Firstly, all the actor’s performances are incredibly funny. But Dr. Rick, played by Bill Glass, really shines. His character is nuanced, subtle, and masterfully performed. The writing is impeccably crafted and delightfully humorous. So, is this just a funny skit that caught fire? Well, yes. But it’s also an idea built around a very sound strategy. The ads are targeting first-time homeowners. It’s a life-changing event that brings you closer to becoming your parents.
But you aren’t your parents. And while you need insurance, just like your parents, you want your own kind of insurance. Your parents will suggest you use the same insurance they have had for years, (a total Dad thing to do) but you want insurance that is suited to your needs. The campaign beautifully recognizes our inner voice telling us that while we need many of the same things they have, we should do it our way on our terms. It’s that need for independence and our refusal to acknowledge we’re turning into our parents that makes this strategy so spot-on.
Here are links to several of the spots. See if you recognize any of your parent’s (or your own) personality traits in them.
The last example is extremely relatable for those of us who just spent 2020 on an endless cycle of video conference calls. The Leo Burnett Agency created a website that lets you record a 30-second video of yourself that you can loop on your Zoom calls and cleverly simulates you actually paying attention.

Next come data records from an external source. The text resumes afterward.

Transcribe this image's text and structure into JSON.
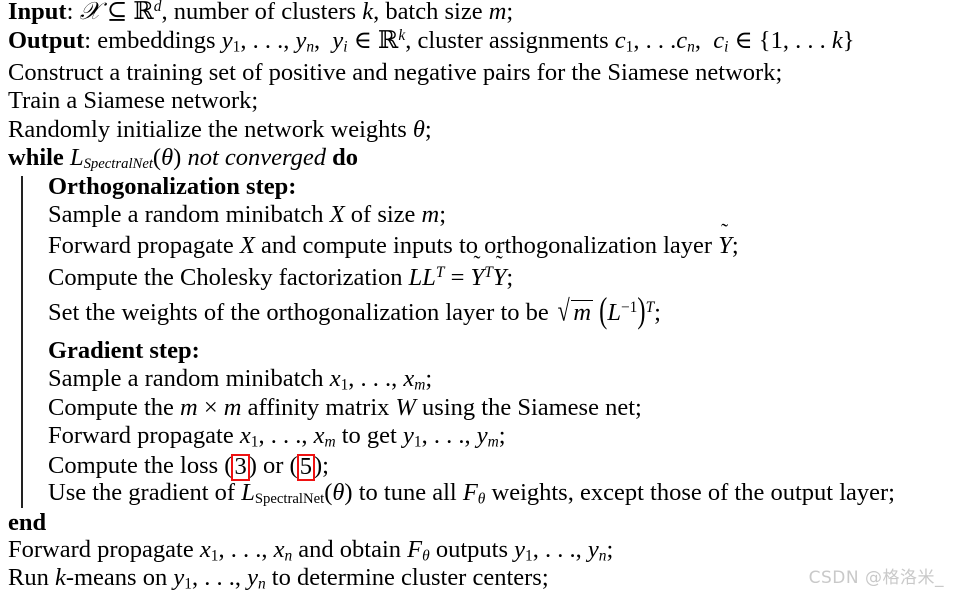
{
  "document": {
    "kind": "algorithm-pseudocode",
    "lines": [
      {
        "id": "input",
        "keyword": "Input",
        "text": "Input: X ⊆ R^d, number of clusters k, batch size m;"
      },
      {
        "id": "output",
        "keyword": "Output",
        "text": "Output: embeddings y_1, …, y_n, y_i ∈ R^k, cluster assignments c_1, … c_n, c_i ∈ {1, … k}"
      },
      {
        "id": "construct",
        "text": "Construct a training set of positive and negative pairs for the Siamese network;"
      },
      {
        "id": "train-siamese",
        "text": "Train a Siamese network;"
      },
      {
        "id": "random-init",
        "text": "Randomly initialize the network weights θ;"
      },
      {
        "id": "while",
        "keyword_start": "while",
        "keyword_end": "do",
        "condition": "L_SpectralNet(θ) not converged",
        "text": "while L_SpectralNet(θ) not converged do"
      },
      {
        "id": "orthogonalization-heading",
        "text": "Orthogonalization step:"
      },
      {
        "id": "sample-minibatch-X",
        "text": "Sample a random minibatch X of size m;"
      },
      {
        "id": "forward-propagate-X",
        "text": "Forward propagate X and compute inputs to orthogonalization layer Ỹ;"
      },
      {
        "id": "cholesky",
        "text": "Compute the Cholesky factorization LL^T = Ỹ^T Ỹ;"
      },
      {
        "id": "set-weights",
        "text": "Set the weights of the orthogonalization layer to be √m (L^−1)^T;"
      },
      {
        "id": "gradient-heading",
        "text": "Gradient step:"
      },
      {
        "id": "sample-minibatch-x",
        "text": "Sample a random minibatch x_1, …, x_m;"
      },
      {
        "id": "affinity-matrix",
        "text": "Compute the m × m affinity matrix W using the Siamese net;"
      },
      {
        "id": "forward-propagate-x",
        "text": "Forward propagate x_1, …, x_m to get y_1, …, y_m;"
      },
      {
        "id": "compute-loss",
        "text": "Compute the loss (3) or (5);",
        "refs": [
          "3",
          "5"
        ],
        "ref_highlight_color": "#ee1111"
      },
      {
        "id": "use-gradient",
        "text": "Use the gradient of L_SpectralNet(θ) to tune all F_θ weights, except those of the output layer;"
      },
      {
        "id": "end",
        "text": "end"
      },
      {
        "id": "forward-propagate-all",
        "text": "Forward propagate x_1, …, x_n and obtain F_θ outputs y_1, …, y_n;"
      },
      {
        "id": "run-kmeans",
        "text": "Run k-means on y_1, …, y_n to determine cluster centers;"
      }
    ],
    "tokens": {
      "input_label": "Input",
      "output_label": "Output",
      "colon": ":",
      "subseteq": "⊆",
      "in": "∈",
      "times": "×",
      "ldots": ". . .",
      "theta": "θ",
      "blackboard_r": "ℝ",
      "script_x": "𝒳",
      "spectralnet_sub": "SpectralNet",
      "while_kw": "while",
      "do_kw": "do",
      "end_kw": "end",
      "orthogonalization_heading": "Orthogonalization step:",
      "gradient_heading": "Gradient step:",
      "ref_3": "3",
      "ref_5": "5"
    }
  },
  "watermark": {
    "text": "CSDN @格洛米_",
    "color": "#c9c9c9"
  }
}
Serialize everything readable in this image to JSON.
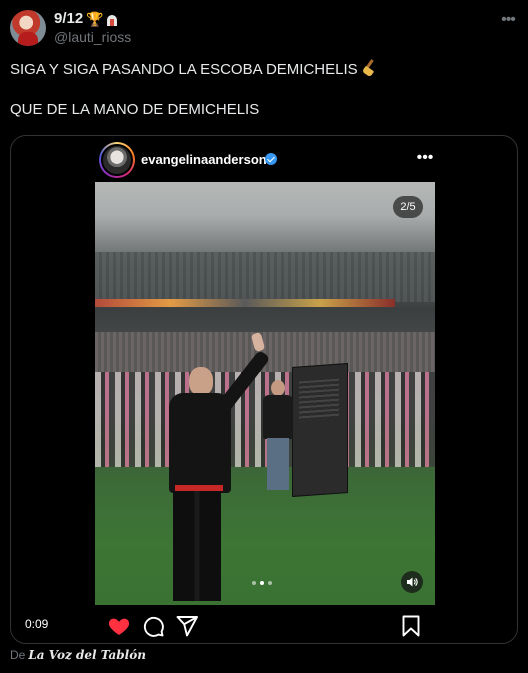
{
  "author": {
    "display_name": "9/12",
    "emoji_badges": [
      "trophy-icon",
      "castle-icon"
    ],
    "handle": "@lauti_rioss",
    "menu_icon": "more-horizontal-icon"
  },
  "tweet": {
    "line1": "SIGA Y SIGA PASANDO LA ESCOBA DEMICHELIS",
    "line1_emoji": "broom-icon",
    "line2": "QUE DE LA MANO DE DEMICHELIS"
  },
  "embed": {
    "username": "evangelinaanderson",
    "verified": true,
    "page_counter": "2/5",
    "carousel_total_dots": 3,
    "carousel_active_index": 1,
    "video_time": "0:09",
    "liked": true,
    "colors": {
      "like": "#ff3040",
      "verified": "#3897f0"
    }
  },
  "source": {
    "prefix": "De",
    "name": "La Voz del Tablón"
  }
}
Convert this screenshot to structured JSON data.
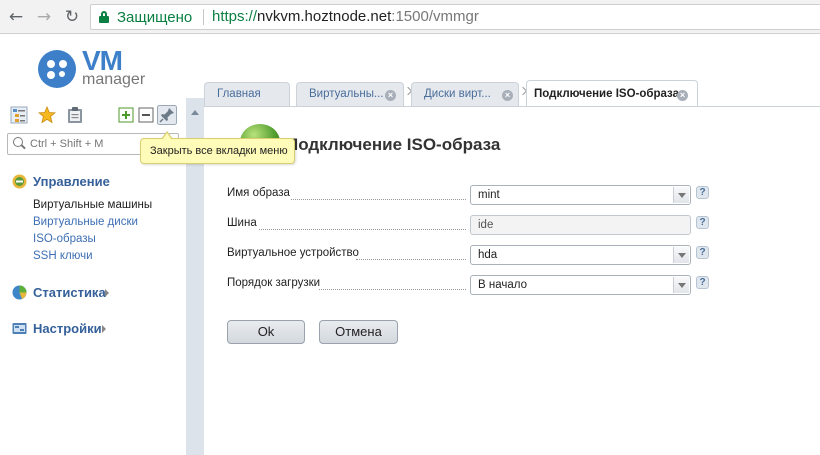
{
  "browser": {
    "secure_label": "Защищено",
    "url_protocol": "https://",
    "url_host": "nvkvm.hoztnode.net",
    "url_path": ":1500/vmmgr"
  },
  "logo": {
    "main": "VM",
    "sub": "manager"
  },
  "sidebar": {
    "search_placeholder": "Ctrl + Shift + M",
    "sections": [
      {
        "label": "Управление",
        "icon": "manage-icon",
        "items": [
          "Виртуальные машины",
          "Виртуальные диски",
          "ISO-образы",
          "SSH ключи"
        ]
      },
      {
        "label": "Статистика",
        "icon": "chart-pie-icon"
      },
      {
        "label": "Настройки",
        "icon": "settings-icon"
      }
    ]
  },
  "tooltip": "Закрыть все вкладки меню",
  "tabs": [
    {
      "label": "Главная"
    },
    {
      "label": "Виртуальны..."
    },
    {
      "label": "Диски вирт..."
    },
    {
      "label": "Подключение ISO-образа"
    }
  ],
  "page": {
    "title": "Подключение ISO-образа",
    "fields": [
      {
        "label": "Имя образа",
        "value": "mint",
        "type": "select"
      },
      {
        "label": "Шина",
        "value": "ide",
        "type": "readonly"
      },
      {
        "label": "Виртуальное устройство",
        "value": "hda",
        "type": "select"
      },
      {
        "label": "Порядок загрузки",
        "value": "В начало",
        "type": "select"
      }
    ],
    "help_glyph": "?",
    "ok_label": "Ok",
    "cancel_label": "Отмена"
  },
  "colors": {
    "accent": "#3d7fc9",
    "secure": "#0b8043",
    "link": "#3d6fb4"
  }
}
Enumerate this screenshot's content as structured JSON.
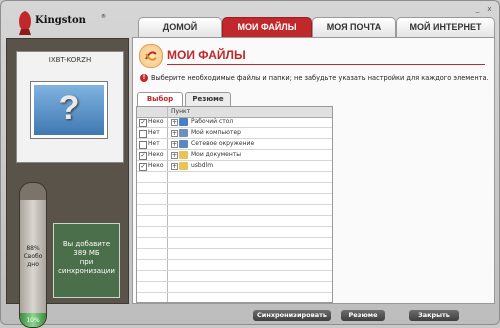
{
  "window": {
    "minimize_label": "_",
    "close_label": "x"
  },
  "logo": {
    "text": "Kingston",
    "reg": "®"
  },
  "nav": {
    "tabs": [
      {
        "label": "ДОМОЙ"
      },
      {
        "label": "МОИ ФАЙЛЫ"
      },
      {
        "label": "МОЯ ПОЧТА"
      },
      {
        "label": "МОЙ ИНТЕРНЕТ"
      }
    ],
    "active_index": 1
  },
  "device": {
    "name": "IXBT-KORZH",
    "image_glyph": "?"
  },
  "gauge": {
    "free_percent": 88,
    "free_label": "88%",
    "free_word": "Свобо",
    "free_word2": "дно",
    "low_label": "10%"
  },
  "sync_info": {
    "line1": "Вы добавите",
    "line2": "389 МБ",
    "line3": "при",
    "line4": "синхронизации"
  },
  "main": {
    "title": "МОИ ФАЙЛЫ",
    "info_glyph": "!",
    "info_text": "Выберите необходимые файлы и папки; не забудьте указать настройки для каждого элемента.",
    "tabs": [
      {
        "label": "Выбор"
      },
      {
        "label": "Резюме"
      }
    ],
    "grid": {
      "header_item": "Пункт",
      "rows": [
        {
          "checked": true,
          "check_glyph": "✓",
          "state": "Неко",
          "expand": "+",
          "name": "Рабочий стол",
          "icon": "desktop-icon",
          "icon_color": "#4a7fc4"
        },
        {
          "checked": false,
          "check_glyph": "",
          "state": "Нет",
          "expand": "+",
          "name": "Мой компьютер",
          "icon": "computer-icon",
          "icon_color": "#6b8fbf"
        },
        {
          "checked": false,
          "check_glyph": "",
          "state": "Нет",
          "expand": "+",
          "name": "Сетевое окружение",
          "icon": "network-icon",
          "icon_color": "#5a86c2"
        },
        {
          "checked": true,
          "check_glyph": "✓",
          "state": "Неко",
          "expand": "+",
          "name": "Мои документы",
          "icon": "documents-folder-icon",
          "icon_color": "#e8c35a"
        },
        {
          "checked": true,
          "check_glyph": "✓",
          "state": "Неко",
          "expand": "+",
          "name": "usbdlm",
          "icon": "folder-icon",
          "icon_color": "#e8c35a"
        }
      ]
    }
  },
  "buttons": {
    "sync": "Синхронизировать",
    "summary": "Резюме",
    "close": "Закрыть"
  },
  "colors": {
    "accent": "#c0282b",
    "panel": "#5a5349",
    "sync_box": "#4b6e4b"
  }
}
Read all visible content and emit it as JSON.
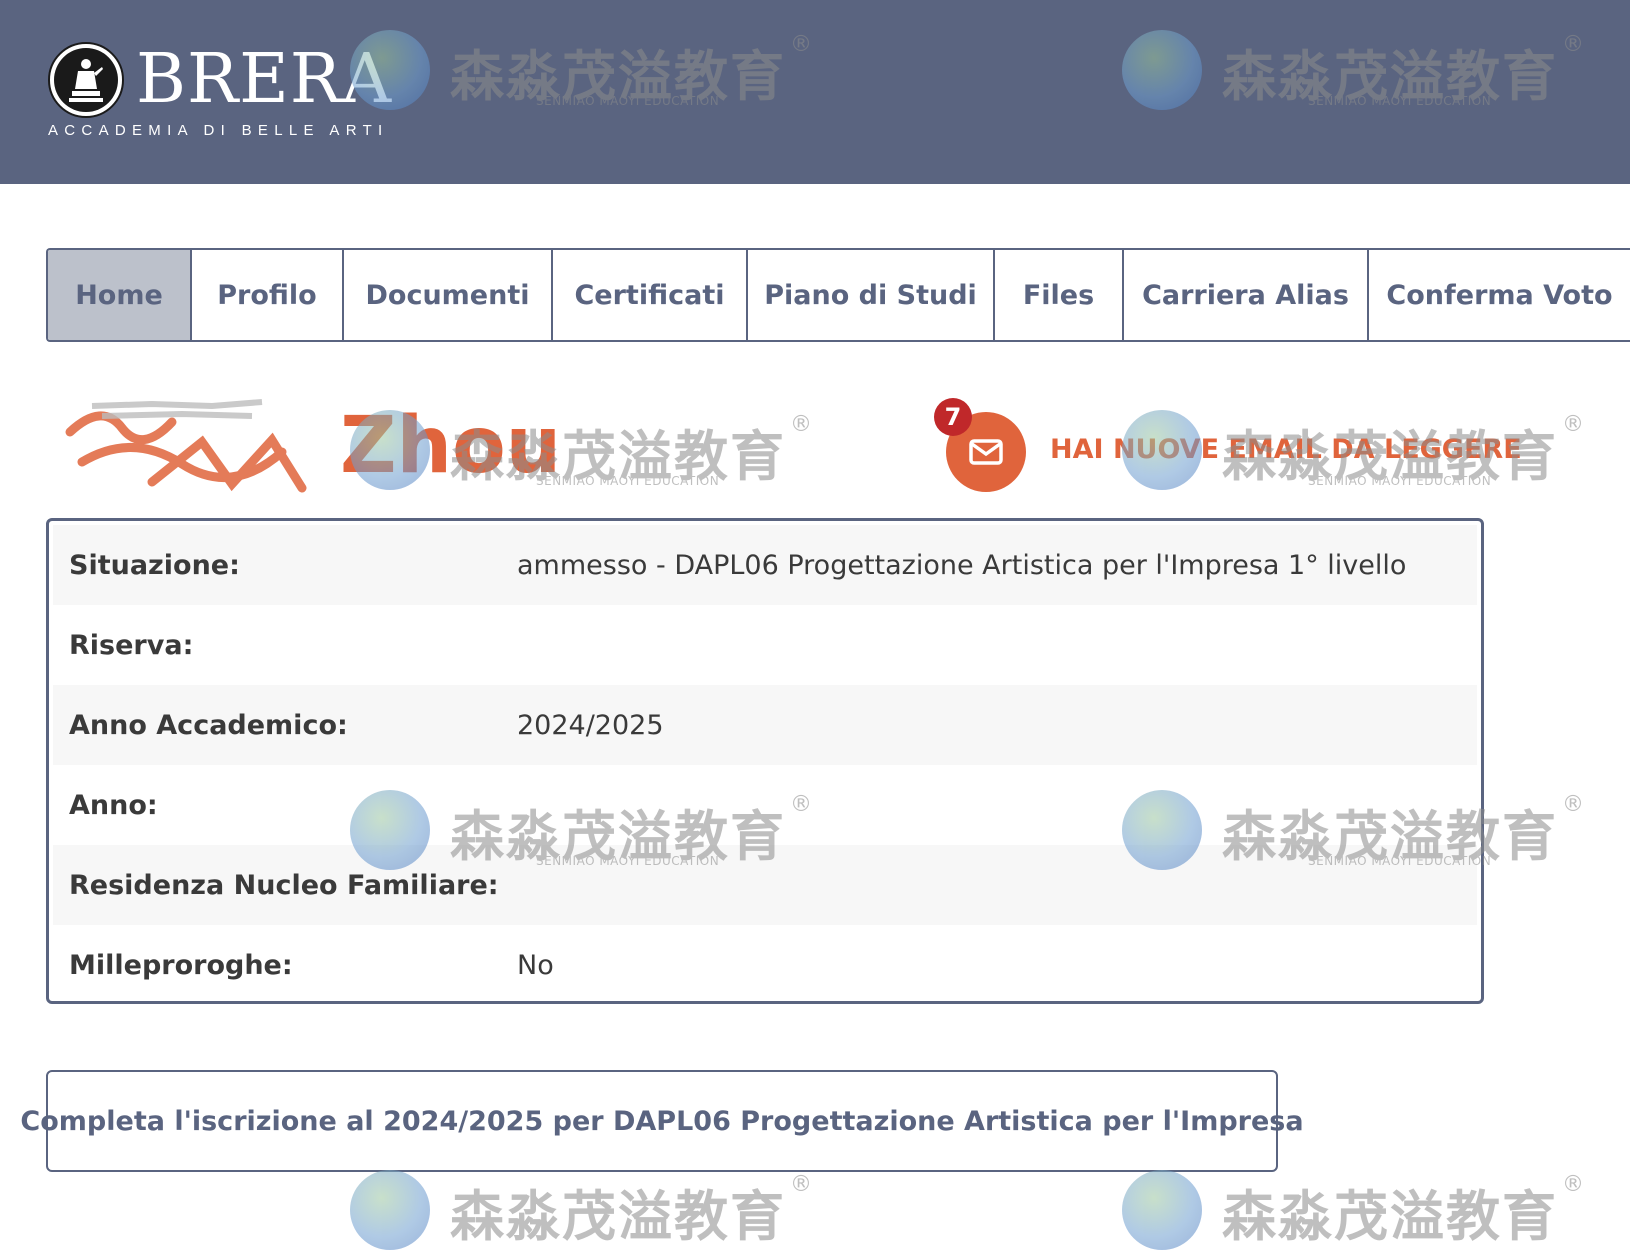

The video gives you just enough time to sneak off to the fridge and grab yourself a cold Coors Light. And after a year like 2020, people could use a cold beer. There were even tips on how to look engaged, like nodding your head in agreement and smiling at a coworker’s joke. With the Clone Machine, Coors is taking Zoom Fatigue head-on. Besides, what good is a cold beer if you don’t have time to drink it?
In 2020 there was a wave of advertising that appropriately played it safe because of the seriousness of the Pandemic. But that had its own level of fatigue. Every ad reminded us that these were indeed “unprecedented times” and there was a “new normal.” Not only did Coors Light figure out how to be sympathetic, but they also cleverly gave us a remedy to one of the unseen hardships of working from home, being chained to your computer by endless video conferencing. Their tongue-in-cheek claim that “According to science, 30 seconds is the average time it takes to grab a beer,” even gives you pseudoscientific assurance this crazy stunt will work. The creativity and timely strategy make this one of the most interesting marketing campaigns of 2020.
Learn more about it here:
It’s inspiring when strategy prompts creativity to produce impactful marketing. When we can create surprising but relative messages, we have a much better chance of giving our clients the work they deserve. Now excuse me. I have a 30-second video to make before my next Zoom call.